Using Live Mics for Acoustic Performances
This month, I’d like to step out of the studio and onto the stage. Still jetlagged as I
type this, I recently returned from recording some shows for a live DVD over in
Europe with flamenco/jazz guitarist Hernan
Romero. The hard part of this was that we
used live mics on his guitar—without the
aid of DIs or built-in pickups. As most of
you know, live guitar mics and PA systems
don’t always get along with each other.
Read on for the gory details.
While there are many great pickup systems
available for acoustic guitar, Romero doesn’t
feel they provide the transient detail he
needs for flamenco music. In his work with
Paco DeLucia, he explored not installing
an internal pickup on his Conde Hermanos
guitar and just using a mic onstage. For
this particular application, he chose to use
Earthworks SR20 cardioid microphones.
When used for vocals, the SR20 has a cool
windscreen assembly that screws on to the
top of the mic. It helped deflect any wind
noise and minimize pops, and since the
mic’s diaphragm is so small, you can get
right on it with just some slight, positive
boominess. Also, these mics can handle
up to 145dB (SPL); the dynamic range of a

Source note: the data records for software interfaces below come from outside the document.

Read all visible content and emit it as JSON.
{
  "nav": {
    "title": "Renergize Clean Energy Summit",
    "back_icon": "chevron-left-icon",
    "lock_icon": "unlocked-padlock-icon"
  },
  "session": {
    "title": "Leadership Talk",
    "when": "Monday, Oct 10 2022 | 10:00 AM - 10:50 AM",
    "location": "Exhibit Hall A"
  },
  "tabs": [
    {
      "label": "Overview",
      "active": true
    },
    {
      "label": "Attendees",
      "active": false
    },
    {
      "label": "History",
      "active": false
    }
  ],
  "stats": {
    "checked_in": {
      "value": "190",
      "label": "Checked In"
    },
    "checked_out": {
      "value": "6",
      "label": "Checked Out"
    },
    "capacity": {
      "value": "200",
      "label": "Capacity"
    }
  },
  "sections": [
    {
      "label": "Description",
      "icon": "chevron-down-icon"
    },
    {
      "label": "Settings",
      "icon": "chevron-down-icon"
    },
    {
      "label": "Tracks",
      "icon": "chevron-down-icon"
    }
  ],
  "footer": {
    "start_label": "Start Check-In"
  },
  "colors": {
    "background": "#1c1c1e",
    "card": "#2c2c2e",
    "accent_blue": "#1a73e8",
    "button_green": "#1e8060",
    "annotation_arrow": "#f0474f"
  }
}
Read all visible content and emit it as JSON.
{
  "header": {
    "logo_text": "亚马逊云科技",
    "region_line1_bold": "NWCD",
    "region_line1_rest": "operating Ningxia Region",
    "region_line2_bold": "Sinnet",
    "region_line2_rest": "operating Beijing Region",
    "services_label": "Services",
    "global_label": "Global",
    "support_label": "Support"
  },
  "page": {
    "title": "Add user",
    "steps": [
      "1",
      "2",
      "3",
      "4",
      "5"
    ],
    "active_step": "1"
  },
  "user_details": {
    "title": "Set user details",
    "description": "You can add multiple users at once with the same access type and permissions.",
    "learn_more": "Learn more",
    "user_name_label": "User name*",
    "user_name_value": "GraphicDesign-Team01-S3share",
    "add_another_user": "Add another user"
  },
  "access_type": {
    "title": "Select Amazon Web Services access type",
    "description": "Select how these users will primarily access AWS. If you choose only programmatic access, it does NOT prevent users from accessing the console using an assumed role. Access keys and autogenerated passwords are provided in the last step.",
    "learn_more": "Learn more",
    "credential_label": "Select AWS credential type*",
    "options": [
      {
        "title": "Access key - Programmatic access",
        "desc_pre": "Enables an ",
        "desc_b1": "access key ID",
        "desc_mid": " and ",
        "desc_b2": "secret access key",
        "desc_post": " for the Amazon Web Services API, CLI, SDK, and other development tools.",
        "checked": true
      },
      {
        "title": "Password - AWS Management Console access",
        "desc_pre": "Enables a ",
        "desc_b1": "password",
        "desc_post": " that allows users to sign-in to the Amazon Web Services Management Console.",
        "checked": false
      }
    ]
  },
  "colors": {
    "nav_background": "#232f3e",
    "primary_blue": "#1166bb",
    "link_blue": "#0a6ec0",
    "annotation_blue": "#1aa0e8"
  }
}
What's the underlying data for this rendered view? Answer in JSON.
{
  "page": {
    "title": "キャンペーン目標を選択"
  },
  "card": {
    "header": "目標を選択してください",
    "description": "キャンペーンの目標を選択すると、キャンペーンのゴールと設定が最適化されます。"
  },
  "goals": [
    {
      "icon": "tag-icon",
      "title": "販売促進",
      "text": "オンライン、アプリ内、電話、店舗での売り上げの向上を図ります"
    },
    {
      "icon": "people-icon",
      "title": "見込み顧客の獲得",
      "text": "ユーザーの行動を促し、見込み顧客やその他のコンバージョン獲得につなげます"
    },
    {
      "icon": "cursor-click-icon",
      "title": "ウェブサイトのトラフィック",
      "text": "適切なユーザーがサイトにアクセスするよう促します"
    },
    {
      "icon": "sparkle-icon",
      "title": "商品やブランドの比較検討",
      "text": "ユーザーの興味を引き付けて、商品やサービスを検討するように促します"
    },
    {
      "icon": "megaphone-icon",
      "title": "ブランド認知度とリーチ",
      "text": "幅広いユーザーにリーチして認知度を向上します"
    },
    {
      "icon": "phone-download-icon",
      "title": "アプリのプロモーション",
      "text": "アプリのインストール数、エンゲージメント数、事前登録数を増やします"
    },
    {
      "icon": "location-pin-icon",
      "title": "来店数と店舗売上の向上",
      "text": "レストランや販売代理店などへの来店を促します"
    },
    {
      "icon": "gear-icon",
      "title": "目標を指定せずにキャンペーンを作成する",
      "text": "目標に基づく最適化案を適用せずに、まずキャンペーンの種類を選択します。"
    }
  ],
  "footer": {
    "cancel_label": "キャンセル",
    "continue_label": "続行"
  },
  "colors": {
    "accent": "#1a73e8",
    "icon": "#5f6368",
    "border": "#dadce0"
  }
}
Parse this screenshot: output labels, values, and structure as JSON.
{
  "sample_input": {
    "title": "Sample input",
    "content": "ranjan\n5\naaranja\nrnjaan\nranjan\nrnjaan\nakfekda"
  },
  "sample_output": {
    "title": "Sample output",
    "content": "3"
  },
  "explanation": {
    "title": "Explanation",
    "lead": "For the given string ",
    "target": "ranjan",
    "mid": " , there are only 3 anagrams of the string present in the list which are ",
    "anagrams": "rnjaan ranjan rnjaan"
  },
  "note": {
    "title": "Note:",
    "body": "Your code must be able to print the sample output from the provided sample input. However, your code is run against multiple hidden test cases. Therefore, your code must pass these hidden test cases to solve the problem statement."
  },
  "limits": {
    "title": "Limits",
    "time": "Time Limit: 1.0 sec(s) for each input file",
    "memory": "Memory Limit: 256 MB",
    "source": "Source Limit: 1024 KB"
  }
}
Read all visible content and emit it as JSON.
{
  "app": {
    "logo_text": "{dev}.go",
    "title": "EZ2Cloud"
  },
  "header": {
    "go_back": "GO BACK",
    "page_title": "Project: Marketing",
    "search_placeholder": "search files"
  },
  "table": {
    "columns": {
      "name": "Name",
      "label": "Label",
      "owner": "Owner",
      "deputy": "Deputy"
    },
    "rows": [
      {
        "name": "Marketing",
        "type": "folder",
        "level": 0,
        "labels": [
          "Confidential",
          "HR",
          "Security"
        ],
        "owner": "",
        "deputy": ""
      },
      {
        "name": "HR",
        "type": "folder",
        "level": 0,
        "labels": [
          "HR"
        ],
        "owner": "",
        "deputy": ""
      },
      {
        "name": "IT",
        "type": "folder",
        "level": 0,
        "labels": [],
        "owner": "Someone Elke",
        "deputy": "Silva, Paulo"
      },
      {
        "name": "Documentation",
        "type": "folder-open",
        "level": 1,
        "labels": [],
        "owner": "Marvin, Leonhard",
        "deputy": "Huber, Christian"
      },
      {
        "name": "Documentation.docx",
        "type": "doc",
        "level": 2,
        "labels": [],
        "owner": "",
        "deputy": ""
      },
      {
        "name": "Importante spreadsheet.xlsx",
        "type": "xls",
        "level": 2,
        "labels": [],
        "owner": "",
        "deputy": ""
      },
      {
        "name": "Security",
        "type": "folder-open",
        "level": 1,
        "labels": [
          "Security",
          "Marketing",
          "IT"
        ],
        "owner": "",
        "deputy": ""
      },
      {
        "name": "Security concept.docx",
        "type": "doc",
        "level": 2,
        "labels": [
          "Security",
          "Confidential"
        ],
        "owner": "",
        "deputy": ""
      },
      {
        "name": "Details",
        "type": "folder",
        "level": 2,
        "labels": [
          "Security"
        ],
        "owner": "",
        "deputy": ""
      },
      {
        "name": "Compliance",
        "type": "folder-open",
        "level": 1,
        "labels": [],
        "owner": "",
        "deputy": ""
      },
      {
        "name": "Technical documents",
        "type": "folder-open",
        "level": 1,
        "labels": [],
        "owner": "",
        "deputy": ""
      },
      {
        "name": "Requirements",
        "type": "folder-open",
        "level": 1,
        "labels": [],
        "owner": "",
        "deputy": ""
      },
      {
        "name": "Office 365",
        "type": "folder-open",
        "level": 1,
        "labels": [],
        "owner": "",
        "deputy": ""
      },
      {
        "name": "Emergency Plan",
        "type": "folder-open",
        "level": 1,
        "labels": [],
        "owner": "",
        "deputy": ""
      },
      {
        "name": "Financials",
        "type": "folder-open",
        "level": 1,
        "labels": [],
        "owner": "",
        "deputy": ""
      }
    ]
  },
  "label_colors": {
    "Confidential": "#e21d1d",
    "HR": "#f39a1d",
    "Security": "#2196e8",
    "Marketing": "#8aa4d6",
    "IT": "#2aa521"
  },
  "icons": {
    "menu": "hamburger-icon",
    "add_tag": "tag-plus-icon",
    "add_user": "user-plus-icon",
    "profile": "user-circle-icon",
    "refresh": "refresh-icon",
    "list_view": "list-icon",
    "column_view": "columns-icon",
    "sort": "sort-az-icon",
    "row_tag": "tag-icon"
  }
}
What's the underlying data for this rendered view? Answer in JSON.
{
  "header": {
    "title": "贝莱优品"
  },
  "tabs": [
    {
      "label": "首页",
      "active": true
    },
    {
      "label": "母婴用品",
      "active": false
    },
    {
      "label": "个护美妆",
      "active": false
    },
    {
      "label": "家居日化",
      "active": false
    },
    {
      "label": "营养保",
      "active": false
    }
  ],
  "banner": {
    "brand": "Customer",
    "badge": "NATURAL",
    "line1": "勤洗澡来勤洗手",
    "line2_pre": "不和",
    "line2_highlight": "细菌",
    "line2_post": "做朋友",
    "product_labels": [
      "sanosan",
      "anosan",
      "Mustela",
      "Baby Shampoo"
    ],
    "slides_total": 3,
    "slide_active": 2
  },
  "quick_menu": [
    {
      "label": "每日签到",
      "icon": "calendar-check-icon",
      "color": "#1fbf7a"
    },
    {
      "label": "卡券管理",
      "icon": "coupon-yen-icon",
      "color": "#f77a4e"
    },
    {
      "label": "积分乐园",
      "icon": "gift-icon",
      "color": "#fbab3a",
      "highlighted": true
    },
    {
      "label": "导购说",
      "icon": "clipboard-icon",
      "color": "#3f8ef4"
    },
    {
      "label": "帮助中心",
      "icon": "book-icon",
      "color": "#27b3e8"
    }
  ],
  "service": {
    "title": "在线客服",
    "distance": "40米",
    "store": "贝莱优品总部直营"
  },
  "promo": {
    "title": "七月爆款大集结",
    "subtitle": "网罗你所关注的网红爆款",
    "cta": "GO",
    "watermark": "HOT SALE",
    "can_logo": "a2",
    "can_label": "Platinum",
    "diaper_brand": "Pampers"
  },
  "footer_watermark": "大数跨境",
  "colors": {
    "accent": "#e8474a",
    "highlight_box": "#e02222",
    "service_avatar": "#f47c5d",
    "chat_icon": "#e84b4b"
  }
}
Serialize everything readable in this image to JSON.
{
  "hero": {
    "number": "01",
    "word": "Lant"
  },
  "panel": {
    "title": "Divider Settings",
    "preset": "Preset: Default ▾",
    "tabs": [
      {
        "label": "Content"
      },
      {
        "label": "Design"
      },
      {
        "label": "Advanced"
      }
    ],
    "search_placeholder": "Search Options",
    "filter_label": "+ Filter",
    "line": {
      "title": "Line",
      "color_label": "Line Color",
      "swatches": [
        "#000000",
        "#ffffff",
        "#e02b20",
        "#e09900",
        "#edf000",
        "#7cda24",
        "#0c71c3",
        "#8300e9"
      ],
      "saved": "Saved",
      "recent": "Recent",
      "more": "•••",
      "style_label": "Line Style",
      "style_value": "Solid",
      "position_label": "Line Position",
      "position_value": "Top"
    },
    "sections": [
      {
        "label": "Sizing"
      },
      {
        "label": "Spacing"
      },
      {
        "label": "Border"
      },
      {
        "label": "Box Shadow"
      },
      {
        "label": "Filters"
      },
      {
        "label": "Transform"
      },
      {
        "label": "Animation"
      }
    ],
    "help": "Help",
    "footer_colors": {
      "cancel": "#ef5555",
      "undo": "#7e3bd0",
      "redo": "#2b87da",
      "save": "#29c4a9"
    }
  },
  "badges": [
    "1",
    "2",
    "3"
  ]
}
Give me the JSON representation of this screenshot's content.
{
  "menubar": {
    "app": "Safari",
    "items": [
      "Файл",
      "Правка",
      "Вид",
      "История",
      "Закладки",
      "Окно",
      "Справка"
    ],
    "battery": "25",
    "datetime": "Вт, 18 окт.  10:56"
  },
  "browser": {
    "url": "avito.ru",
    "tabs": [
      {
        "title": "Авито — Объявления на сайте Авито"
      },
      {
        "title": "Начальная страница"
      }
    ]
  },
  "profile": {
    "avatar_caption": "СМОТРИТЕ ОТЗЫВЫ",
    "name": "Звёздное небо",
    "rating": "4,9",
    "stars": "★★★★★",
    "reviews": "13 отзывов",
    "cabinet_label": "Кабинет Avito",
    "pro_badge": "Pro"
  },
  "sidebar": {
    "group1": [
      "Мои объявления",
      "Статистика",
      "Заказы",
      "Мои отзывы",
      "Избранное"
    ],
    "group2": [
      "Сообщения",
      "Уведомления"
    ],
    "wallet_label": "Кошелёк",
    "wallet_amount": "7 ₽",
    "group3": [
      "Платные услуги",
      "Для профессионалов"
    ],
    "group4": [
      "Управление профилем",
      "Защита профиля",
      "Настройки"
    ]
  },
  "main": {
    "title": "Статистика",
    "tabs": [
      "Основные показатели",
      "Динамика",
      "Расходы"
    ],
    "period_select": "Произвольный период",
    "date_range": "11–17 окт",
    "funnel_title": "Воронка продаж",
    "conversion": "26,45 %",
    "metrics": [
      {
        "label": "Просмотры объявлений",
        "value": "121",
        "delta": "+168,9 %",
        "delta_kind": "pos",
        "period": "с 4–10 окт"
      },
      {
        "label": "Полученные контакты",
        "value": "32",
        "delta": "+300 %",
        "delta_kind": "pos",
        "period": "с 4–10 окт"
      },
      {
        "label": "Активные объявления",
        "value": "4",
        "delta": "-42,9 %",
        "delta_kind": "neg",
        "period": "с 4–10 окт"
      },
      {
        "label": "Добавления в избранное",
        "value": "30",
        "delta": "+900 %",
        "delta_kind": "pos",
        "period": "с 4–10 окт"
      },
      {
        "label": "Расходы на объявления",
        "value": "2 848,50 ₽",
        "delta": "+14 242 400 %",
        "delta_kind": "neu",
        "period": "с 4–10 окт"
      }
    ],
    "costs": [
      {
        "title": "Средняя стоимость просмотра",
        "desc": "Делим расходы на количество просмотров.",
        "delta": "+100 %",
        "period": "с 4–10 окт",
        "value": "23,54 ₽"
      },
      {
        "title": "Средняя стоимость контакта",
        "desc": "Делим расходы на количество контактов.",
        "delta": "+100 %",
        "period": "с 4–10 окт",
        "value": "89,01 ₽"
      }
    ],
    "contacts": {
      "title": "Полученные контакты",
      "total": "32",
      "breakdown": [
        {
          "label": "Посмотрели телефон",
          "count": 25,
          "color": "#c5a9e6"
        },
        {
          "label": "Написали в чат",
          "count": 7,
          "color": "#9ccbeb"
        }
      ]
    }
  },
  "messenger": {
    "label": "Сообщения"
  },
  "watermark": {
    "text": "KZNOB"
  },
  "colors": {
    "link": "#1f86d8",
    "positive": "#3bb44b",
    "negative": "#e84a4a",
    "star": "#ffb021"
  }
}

good flamenco guitarist can go from almost
nothing to overload in a single strum. Their
wide frequency response (50Hz to 20kHz) is
beyond the range of your average mic used
in live applications—something we felt was
important for the recording.
Onstage, we placed one directly where
the sound hole meets the neck of the guitar, and one for vocals, not far above the
first mic. We did this both out of personal
choice and to minimize feedback. We faced
any monitors away from him, just outside
of his seated position. Luckily, he doesn’t
move much during the show, so the sound
of the guitar mic would remain relatively
consistent. It was very important that he
“felt” the mics more in the house than out
of his monitors, so luckily we didn’t have to
crank them up onstage. That of course not
only affects the recording, but the band’s
It was interesting to break these mics out
when setting up at the various theaters
and TV/Radio appearances. Most house
soundmen had never seen them before, so
I simply explained that the only difference
was they would need +48V phantom power.
It’s very satisfying
to hear the sound
of a great guitar
played by a fine
“honk” that many
ment have with
Also, they tended to need less overall EQ
because of their frequency response, but
that obviously varied with each PA system.
Neither Romero nor I care for the sound
of compression or dynamics on acoustic
guitars live, so that was also sometimes a
surprise to the house crew. Only once on
the whole tour did I apply compression,
and even then, it was very light. Again, we
didn’t want the transients of the instrument
to sound squashed in any way. I would control them live by riding the faders and let-
ting the full sound of the instrument come
through the speakers.
Another reason we chose to go with these
mics is their high gain before feedback
characteristic. That allowed me to turn
them up in the PA without any howling.
It’s very satisfying to hear the sound of
a great guitar played by a fine guitarist
without that midrange “honk” that many
acoustic instrument have with built-in pickups. Yes, the challenges of using mics such
as this onstage were greater, and using a DI
would have been easier, but the end results
spoke for themselves.
The reason I’ve written about this topic is to
perhaps open your minds up to trying live
mics onstage with your guitars. Do some
research and see which ones might work best
for your application. There are many great
models out there, and some are even small
enough to mount inside your instrument—
such as the well-used blender systems. You
can even combine your DI with a live mic and
create a mix that suits your taste.
It’s especially worthwhile to consider using
mics if you’re recording for a live release.
Depending on how much you move around
and the overall stage volume, you could
even leave one on the guitar and not play
it back through the house at all. That way
you’ll have it for the recording to add that
extra bit of “air” on top of the instrument.
When it comes time for mixing, you’ll be
thankful you did. Try it; you may like it.
Rich is a producer, engineer and mixer who has worked
with artists ranging from Al DiMeola to David Bowie .
A life-long guitarist, he’s also the auther of Pro Tools
Surround Sound Mixing and composes for such networks
as Discovery Channel, Nickelodeon and National